▶ **GIVEN RECORDS**:
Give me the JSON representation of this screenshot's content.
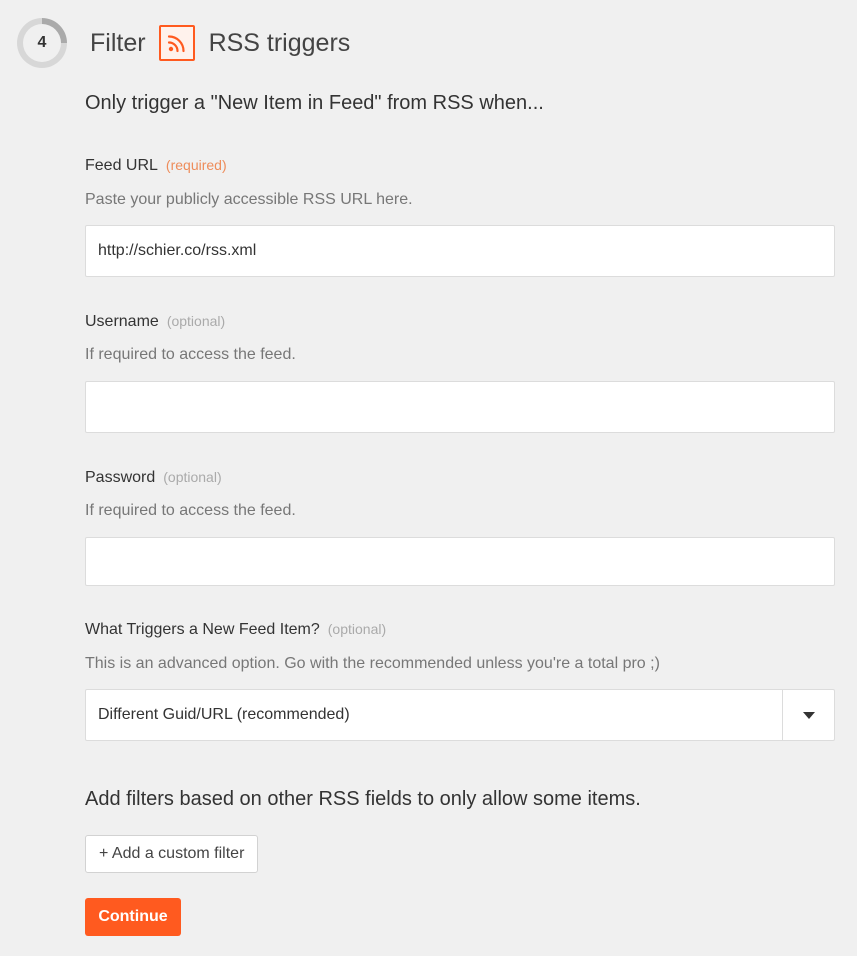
{
  "step": {
    "number": "4",
    "label": "Filter",
    "app_name": "RSS triggers",
    "app_icon": "rss-icon",
    "accent_color": "#ff5a1f"
  },
  "intro": "Only trigger a \"New Item in Feed\" from RSS when...",
  "fields": {
    "feed_url": {
      "label": "Feed URL",
      "tag": "(required)",
      "help": "Paste your publicly accessible RSS URL here.",
      "value": "http://schier.co/rss.xml"
    },
    "username": {
      "label": "Username",
      "tag": "(optional)",
      "help": "If required to access the feed.",
      "value": ""
    },
    "password": {
      "label": "Password",
      "tag": "(optional)",
      "help": "If required to access the feed.",
      "value": ""
    },
    "trigger_type": {
      "label": "What Triggers a New Feed Item?",
      "tag": "(optional)",
      "help": "This is an advanced option. Go with the recommended unless you're a total pro ;)",
      "value": "Different Guid/URL (recommended)"
    }
  },
  "filters": {
    "text": "Add filters based on other RSS fields to only allow some items.",
    "add_button": "+ Add a custom filter"
  },
  "continue_button": "Continue"
}
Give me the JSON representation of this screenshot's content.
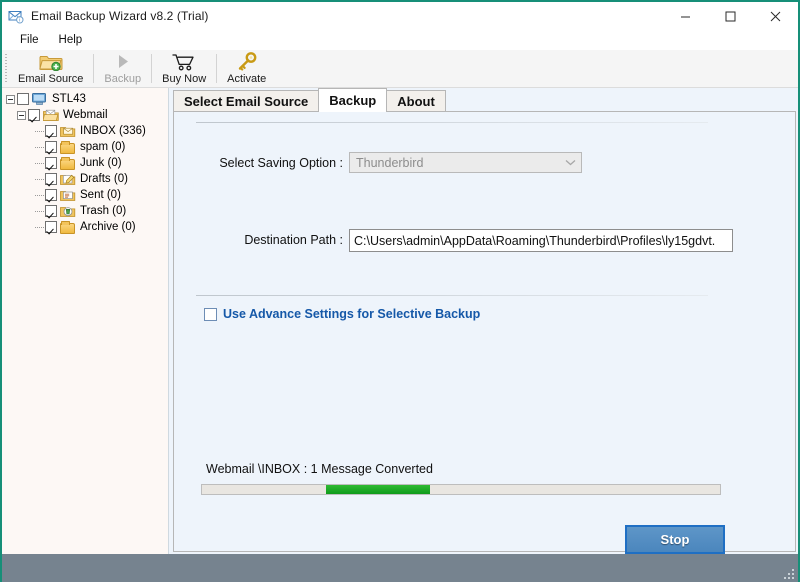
{
  "window": {
    "title": "Email Backup Wizard v8.2 (Trial)",
    "title_icon": "mail-envelope-icon",
    "accent_border": "#168f78",
    "controls": {
      "minimize": "minimize-icon",
      "maximize": "maximize-icon",
      "close": "close-icon"
    }
  },
  "menu": {
    "items": [
      {
        "label": "File"
      },
      {
        "label": "Help"
      }
    ]
  },
  "toolbar": {
    "buttons": [
      {
        "label": "Email Source",
        "icon": "folder-add-icon",
        "enabled": true
      },
      {
        "label": "Backup",
        "icon": "play-triangle-icon",
        "enabled": false
      },
      {
        "label": "Buy Now",
        "icon": "shopping-cart-icon",
        "enabled": true
      },
      {
        "label": "Activate",
        "icon": "key-icon",
        "enabled": true
      }
    ]
  },
  "sidebar": {
    "root": {
      "label": "STL43",
      "icon": "computer-icon",
      "expanded": true,
      "checked": false
    },
    "account": {
      "label": "Webmail",
      "icon": "mail-folder-icon",
      "expanded": true,
      "checked": true
    },
    "folders": [
      {
        "label": "INBOX (336)",
        "icon": "inbox-folder-icon",
        "checked": true
      },
      {
        "label": "spam (0)",
        "icon": "folder-icon",
        "checked": true
      },
      {
        "label": "Junk (0)",
        "icon": "folder-icon",
        "checked": true
      },
      {
        "label": "Drafts (0)",
        "icon": "drafts-folder-icon",
        "checked": true
      },
      {
        "label": "Sent (0)",
        "icon": "sent-folder-icon",
        "checked": true
      },
      {
        "label": "Trash (0)",
        "icon": "trash-folder-icon",
        "checked": true
      },
      {
        "label": "Archive (0)",
        "icon": "folder-icon",
        "checked": true
      }
    ]
  },
  "tabs": [
    {
      "label": "Select Email Source",
      "active": false
    },
    {
      "label": "Backup",
      "active": true
    },
    {
      "label": "About",
      "active": false
    }
  ],
  "backup_panel": {
    "saving_option_label": "Select Saving Option :",
    "saving_option_value": "Thunderbird",
    "saving_option_enabled": false,
    "saving_option_arrow": "chevron-down-icon",
    "destination_label": "Destination Path :",
    "destination_value": "C:\\Users\\admin\\AppData\\Roaming\\Thunderbird\\Profiles\\ly15gdvt.",
    "advance_settings_label": "Use Advance Settings for Selective Backup",
    "advance_settings_checked": false,
    "advance_settings_color": "#1558a8"
  },
  "progress": {
    "status_text": "Webmail \\INBOX : 1 Message Converted",
    "bar_style": "marquee",
    "chunk_color": "#18a524",
    "chunk_left_percent": 24,
    "chunk_width_percent": 20
  },
  "actions": {
    "stop_label": "Stop",
    "stop_color": "#4b86bd"
  },
  "status_bar": {
    "color": "#76838f",
    "grip": "resize-grip-icon"
  }
}
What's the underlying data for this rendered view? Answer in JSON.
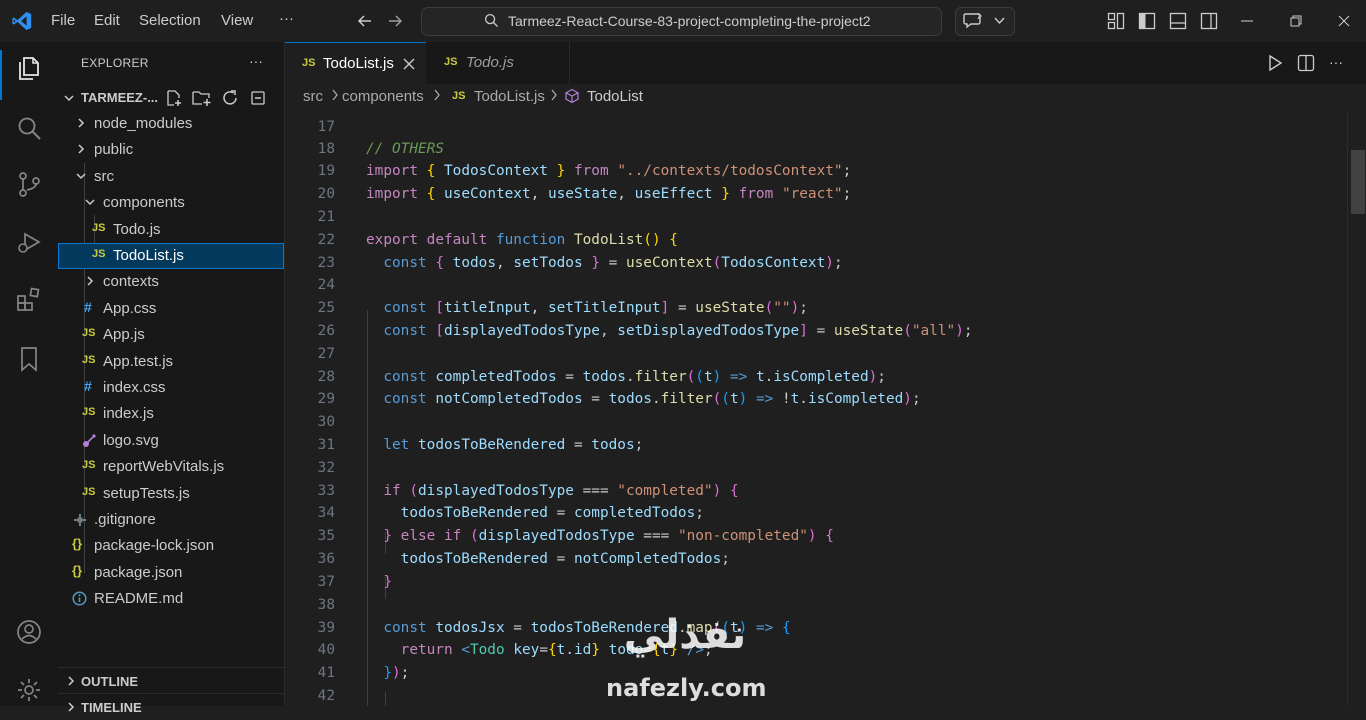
{
  "menu": {
    "file": "File",
    "edit": "Edit",
    "selection": "Selection",
    "view": "View",
    "more": "···"
  },
  "search": {
    "text": "Tarmeez-React-Course-83-project-completing-the-project2"
  },
  "sidebar": {
    "title": "EXPLORER",
    "more": "···",
    "root": "TARMEEZ-...",
    "items": [
      {
        "label": "node_modules",
        "kind": "folder",
        "icon": ""
      },
      {
        "label": "public",
        "kind": "folder",
        "icon": ""
      },
      {
        "label": "src",
        "kind": "folder-open",
        "icon": ""
      },
      {
        "label": "components",
        "kind": "folder-open",
        "icon": ""
      },
      {
        "label": "Todo.js",
        "kind": "file",
        "icon": "JS"
      },
      {
        "label": "TodoList.js",
        "kind": "file",
        "icon": "JS"
      },
      {
        "label": "contexts",
        "kind": "folder",
        "icon": ""
      },
      {
        "label": "App.css",
        "kind": "file",
        "icon": "#"
      },
      {
        "label": "App.js",
        "kind": "file",
        "icon": "JS"
      },
      {
        "label": "App.test.js",
        "kind": "file",
        "icon": "JS"
      },
      {
        "label": "index.css",
        "kind": "file",
        "icon": "#"
      },
      {
        "label": "index.js",
        "kind": "file",
        "icon": "JS"
      },
      {
        "label": "logo.svg",
        "kind": "file",
        "icon": "svg-icon"
      },
      {
        "label": "reportWebVitals.js",
        "kind": "file",
        "icon": "JS"
      },
      {
        "label": "setupTests.js",
        "kind": "file",
        "icon": "JS"
      },
      {
        "label": ".gitignore",
        "kind": "file",
        "icon": "gear-icon"
      },
      {
        "label": "package-lock.json",
        "kind": "file",
        "icon": "{}"
      },
      {
        "label": "package.json",
        "kind": "file",
        "icon": "{}"
      },
      {
        "label": "README.md",
        "kind": "file",
        "icon": "info-icon"
      }
    ],
    "outline": "OUTLINE",
    "timeline": "TIMELINE"
  },
  "tabs": [
    {
      "icon": "JS",
      "label": "TodoList.js",
      "active": true
    },
    {
      "icon": "JS",
      "label": "Todo.js",
      "active": false
    }
  ],
  "breadcrumb": {
    "src": "src",
    "components": "components",
    "icon": "JS",
    "file": "TodoList.js",
    "symbol": "TodoList"
  },
  "code": {
    "ln": [
      "17",
      "18",
      "19",
      "20",
      "21",
      "22",
      "23",
      "24",
      "25",
      "26",
      "27",
      "28",
      "29",
      "30",
      "31",
      "32",
      "33",
      "34",
      "35",
      "36",
      "37",
      "38",
      "39",
      "40",
      "41",
      "42"
    ],
    "l18_comment": "// OTHERS",
    "import": "import",
    "from": "from",
    "l19_name": "TodosContext",
    "l19_path": "\"../contexts/todosContext\"",
    "l20_a": "useContext",
    "l20_b": "useState",
    "l20_c": "useEffect",
    "l20_path": "\"react\"",
    "export": "export",
    "default": "default",
    "function": "function",
    "fname": "TodoList",
    "const": "const",
    "let": "let",
    "if": "if",
    "else": "else",
    "return": "return",
    "todos": "todos",
    "setTodos": "setTodos",
    "useContext": "useContext",
    "useState": "useState",
    "TodosContext": "TodosContext",
    "titleInput": "titleInput",
    "setTitleInput": "setTitleInput",
    "emptyStr": "\"\"",
    "displayedTodosType": "displayedTodosType",
    "setDisplayedTodosType": "setDisplayedTodosType",
    "allStr": "\"all\"",
    "completedTodos": "completedTodos",
    "notCompletedTodos": "notCompletedTodos",
    "filter": "filter",
    "t": "t",
    "isCompleted": "isCompleted",
    "todosToBeRendered": "todosToBeRendered",
    "completedStr": "\"completed\"",
    "nonCompletedStr": "\"non-completed\"",
    "todosJsx": "todosJsx",
    "map": "map",
    "Todo": "Todo",
    "key": "key",
    "id": "id",
    "todo": "todo"
  },
  "watermark": {
    "ar": "نفذلي",
    "en": "nafezly.com"
  },
  "colors": {
    "accent": "#0078d4",
    "js_icon": "#cbcb41",
    "css_icon": "#42a5f5",
    "json_icon": "#cbcb41"
  }
}
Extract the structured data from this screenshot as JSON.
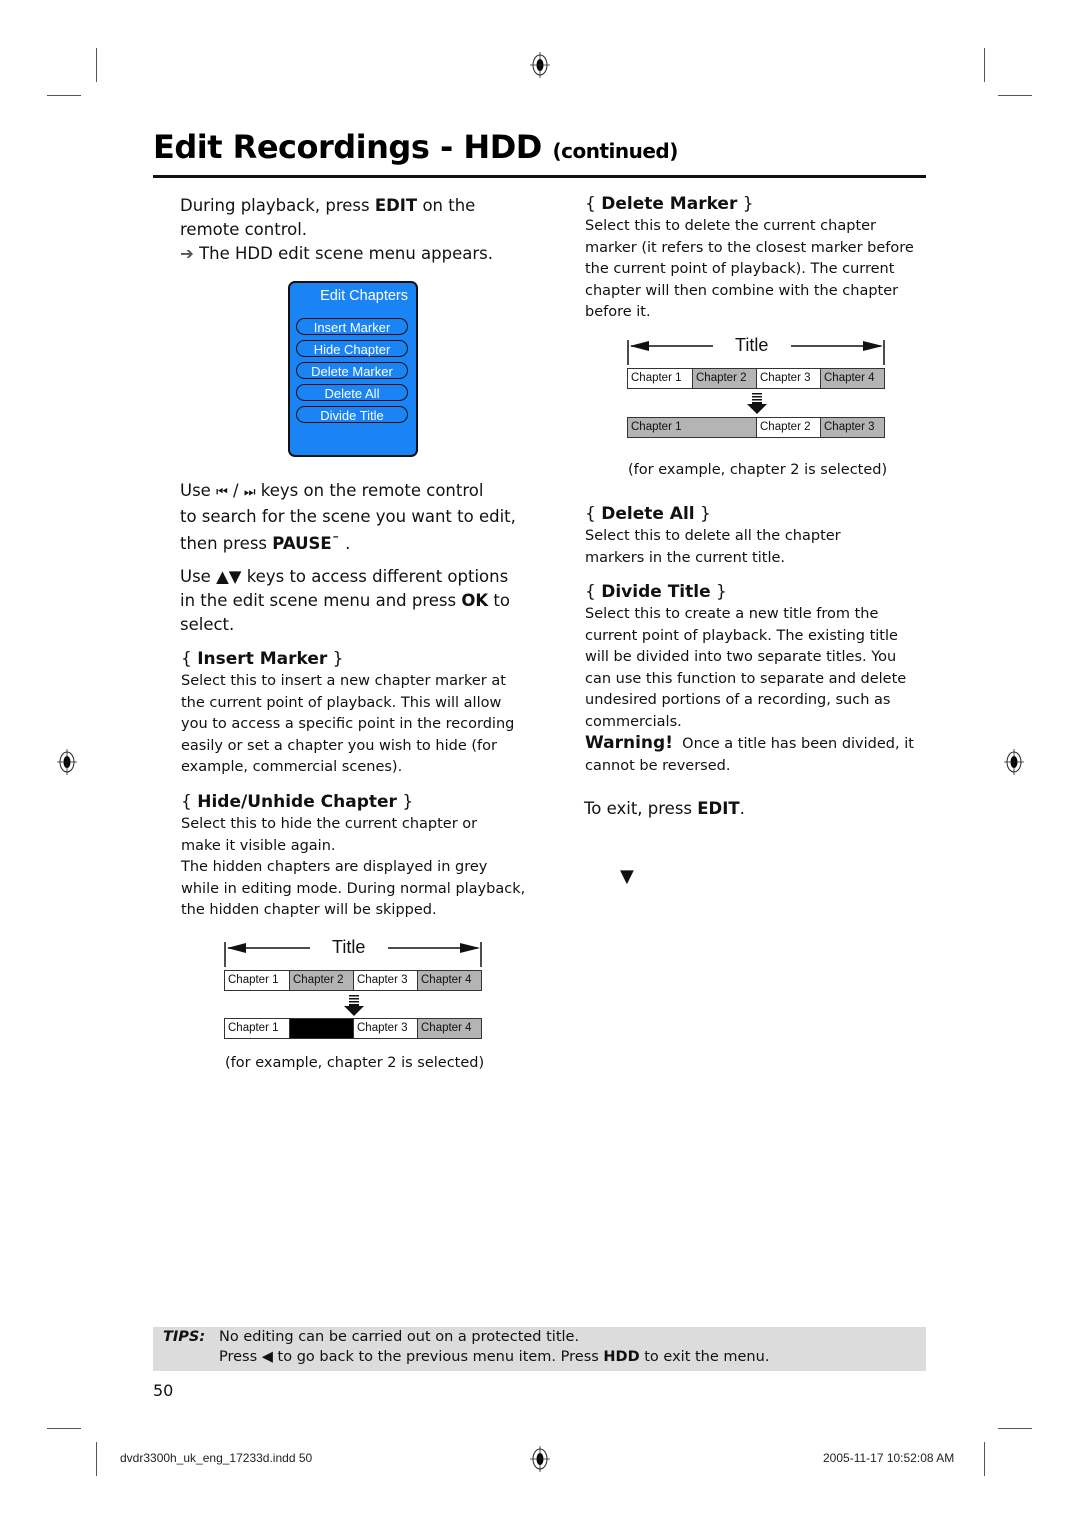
{
  "page": {
    "title": "Edit Recordings - HDD",
    "title_suffix": "(continued)",
    "page_number": "50"
  },
  "intro": {
    "line1_pre": "During playback, press ",
    "line1_bold": "EDIT",
    "line1_post": " on the",
    "line2": "remote control.",
    "result_arrow": "➔",
    "result_text": "The HDD edit scene menu appears."
  },
  "osd_menu": {
    "title": "Edit Chapters",
    "items": [
      "Insert Marker",
      "Hide Chapter",
      "Delete Marker",
      "Delete All",
      "Divide Title"
    ],
    "background_color": "#1a84f5"
  },
  "instructions": {
    "search_pre": "Use ",
    "search_prev_icon": "⏮",
    "search_sep": " / ",
    "search_next_icon": "⏭",
    "search_line1_post": " keys on the remote control",
    "search_line2": "to search for the scene you want to edit,",
    "search_line3_pre": "then press ",
    "search_line3_bold": "PAUSE",
    "search_line3_post": "ˉ    .",
    "nav_pre": "Use ",
    "nav_icons": "▲▼",
    "nav_line1_post": " keys to access different options",
    "nav_line2_pre": "in the edit scene menu and press ",
    "nav_line2_bold": "OK",
    "nav_line2_post": " to",
    "nav_line3": "select."
  },
  "sections": {
    "insert_marker": {
      "heading": "Insert Marker",
      "lines": [
        "Select this to insert a new chapter marker at",
        "the current point of playback. This will allow",
        "you to access a specific point in the recording",
        "easily or set a chapter you wish to hide (for",
        "example, commercial scenes)."
      ]
    },
    "hide_chapter": {
      "heading": "Hide/Unhide Chapter",
      "lines": [
        "Select this to hide the current chapter or",
        "make it visible again.",
        "The hidden chapters are displayed in grey",
        "while in editing mode. During normal playback,",
        "the hidden chapter will be skipped."
      ]
    },
    "delete_marker": {
      "heading": "Delete Marker",
      "lines": [
        "Select this to delete the current chapter",
        "marker (it refers to the closest marker before",
        "the current point of playback). The current",
        "chapter will then combine with the chapter",
        "before it."
      ]
    },
    "delete_all": {
      "heading": "Delete All",
      "lines": [
        "Select this to delete all the chapter",
        "markers in the current title."
      ]
    },
    "divide_title": {
      "heading": "Divide Title",
      "lines": [
        "Select this to create a new title from the",
        "current point of playback.  The existing title",
        "will be divided into two separate titles.  You",
        "can use this function to separate and delete",
        "undesired portions of a recording, such as",
        "commercials."
      ],
      "warning_label": "Warning!",
      "warning_line1": "  Once a title has been divided, it",
      "warning_line2": "cannot be reversed."
    },
    "exit": {
      "pre": "To exit, press ",
      "bold": "EDIT",
      "post": "."
    }
  },
  "diagram_hide": {
    "title": "Title",
    "before": [
      {
        "label": "Chapter 1",
        "state": "white"
      },
      {
        "label": "Chapter 2",
        "state": "grey"
      },
      {
        "label": "Chapter 3",
        "state": "white"
      },
      {
        "label": "Chapter 4",
        "state": "grey"
      }
    ],
    "after": [
      {
        "label": "Chapter 1",
        "state": "white"
      },
      {
        "label": "",
        "state": "black"
      },
      {
        "label": "Chapter 3",
        "state": "white"
      },
      {
        "label": "Chapter 4",
        "state": "grey"
      }
    ],
    "caption": "(for example, chapter 2 is selected)"
  },
  "diagram_delete": {
    "title": "Title",
    "before": [
      {
        "label": "Chapter 1",
        "state": "white"
      },
      {
        "label": "Chapter 2",
        "state": "grey"
      },
      {
        "label": "Chapter 3",
        "state": "white"
      },
      {
        "label": "Chapter 4",
        "state": "grey"
      }
    ],
    "after": [
      {
        "label": "Chapter 1",
        "state": "grey"
      },
      {
        "label": "Chapter 2",
        "state": "white"
      },
      {
        "label": "Chapter 3",
        "state": "grey"
      }
    ],
    "caption": "(for example, chapter 2 is selected)"
  },
  "continue_marker": "▼",
  "tips": {
    "label": "TIPS:",
    "line1": "No editing can be carried out on a protected title.",
    "line2_pre": "Press ",
    "line2_icon": "◀",
    "line2_mid": " to go back to the previous menu item. Press ",
    "line2_bold": "HDD",
    "line2_post": " to exit the menu."
  },
  "footer": {
    "file": "dvdr3300h_uk_eng_17233d.indd   50",
    "timestamp": "2005-11-17   10:52:08 AM"
  }
}
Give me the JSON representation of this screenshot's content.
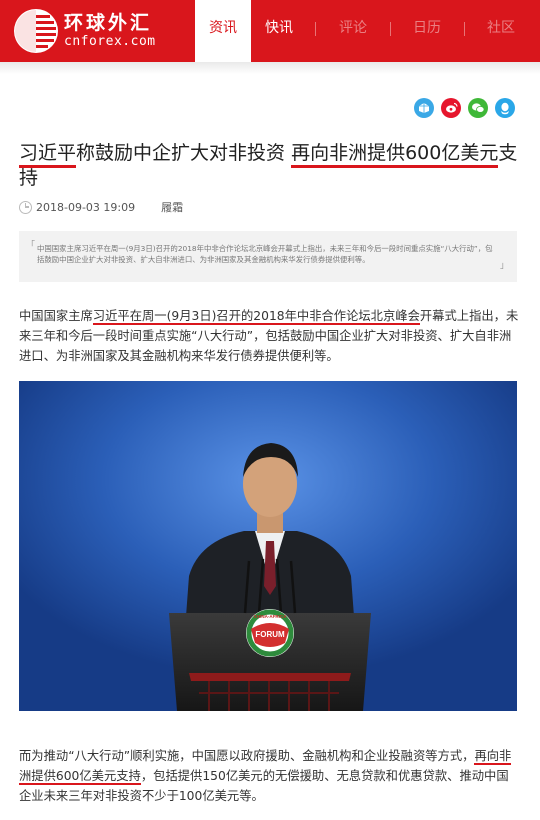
{
  "header": {
    "logo_cn": "环球外汇",
    "logo_en": "cnforex.com",
    "tabs": [
      {
        "label": "资讯",
        "state": "active"
      },
      {
        "label": "快讯",
        "state": "normal"
      },
      {
        "label": "评论",
        "state": "faded"
      },
      {
        "label": "日历",
        "state": "faded"
      },
      {
        "label": "社区",
        "state": "faded"
      }
    ]
  },
  "share": {
    "icons": [
      "qzone-icon",
      "weibo-icon",
      "wechat-icon",
      "qq-icon"
    ],
    "colors": [
      "#3aa8e6",
      "#e6162d",
      "#3fb838",
      "#2aa7e8"
    ]
  },
  "article": {
    "title_part1": "习近平",
    "title_part2": "称鼓励中企扩大对非投资 ",
    "title_part3": "再向非洲提供600亿美元",
    "title_part4": "支持",
    "datetime": "2018-09-03 19:09",
    "author": "履霜",
    "summary": "中国国家主席习近平在周一(9月3日)召开的2018年中非合作论坛北京峰会开幕式上指出，未来三年和今后一段时间重点实施“八大行动”，包括鼓励中国企业扩大对非投资、扩大自非洲进口、为非洲国家及其金融机构来华发行债券提供便利等。",
    "p1_a": "中国国家主席",
    "p1_b": "习近平在周一(9月3日)召开的2018年中非合作论坛北京峰会",
    "p1_c": "开幕式上指出，未来三年和今后一段时间重点实施“八大行动”，包括鼓励中国企业扩大对非投资、扩大自非洲进口、为非洲国家及其金融机构来华发行债券提供便利等。",
    "p2_a": "而为推动“八大行动”顺利实施，中国愿以政府援助、金融机构和企业投融资等方式，",
    "p2_b": "再向非洲提供600亿美元支持",
    "p2_c": "，包括提供150亿美元的无偿援助、无息贷款和优惠贷款、推动中国企业未来三年对非投资不少于100亿美元等。",
    "photo": {
      "podium_sign": "FORUM",
      "podium_arc": "CHINA-AFRICA"
    }
  },
  "colors": {
    "brand_red": "#d9161c",
    "photo_blue": "#2457ae"
  }
}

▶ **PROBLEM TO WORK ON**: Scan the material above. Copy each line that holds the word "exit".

▶ **ANSWER AREA**:
    "exit": {
      "pre": "To exit, press ",
    "line2_post": " to exit the menu."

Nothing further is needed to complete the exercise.